Count every line of the listing where the string "author" occurs, and reply with the count alone.

━━ RECORD EXCERPTS

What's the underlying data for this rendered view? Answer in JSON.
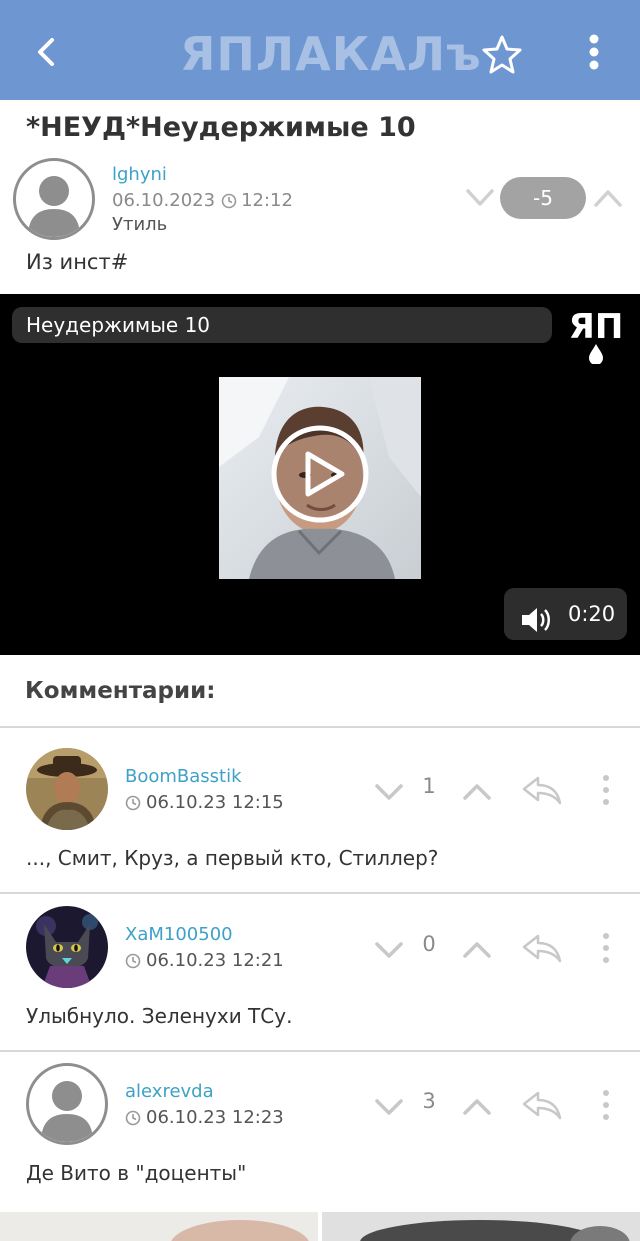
{
  "app": {
    "logo_text": "ЯПЛАКАЛъ",
    "back_icon": "chevron-left-icon",
    "favorite_icon": "star-outline-icon",
    "menu_icon": "vertical-dots-icon",
    "header_color": "#6e96d0"
  },
  "post": {
    "title": "*НЕУД*Неудержимые 10",
    "author": "lghyni",
    "date": "06.10.2023",
    "time": "12:12",
    "category": "Утиль",
    "rating": "-5",
    "text": "Из инст#"
  },
  "video": {
    "title": "Неудержимые 10",
    "duration": "0:20",
    "logo_text": "ЯП"
  },
  "comments_header": "Комментарии:",
  "comments": [
    {
      "author": "BoomBasstik",
      "time": "06.10.23 12:15",
      "score": "1",
      "text": "..., Смит, Круз, а первый кто, Стиллер?"
    },
    {
      "author": "XaM100500",
      "time": "06.10.23 12:21",
      "score": "0",
      "text": "Улыбнуло. Зеленухи ТСу."
    },
    {
      "author": "alexrevda",
      "time": "06.10.23 12:23",
      "score": "3",
      "text": "Де Вито в \"доценты\""
    }
  ],
  "colors": {
    "link": "#3ea1c8",
    "rating_pill": "#a3a3a3",
    "icon_gray": "#c8c8c8"
  }
}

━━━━

=== EXERCISE SOLUTION ===
4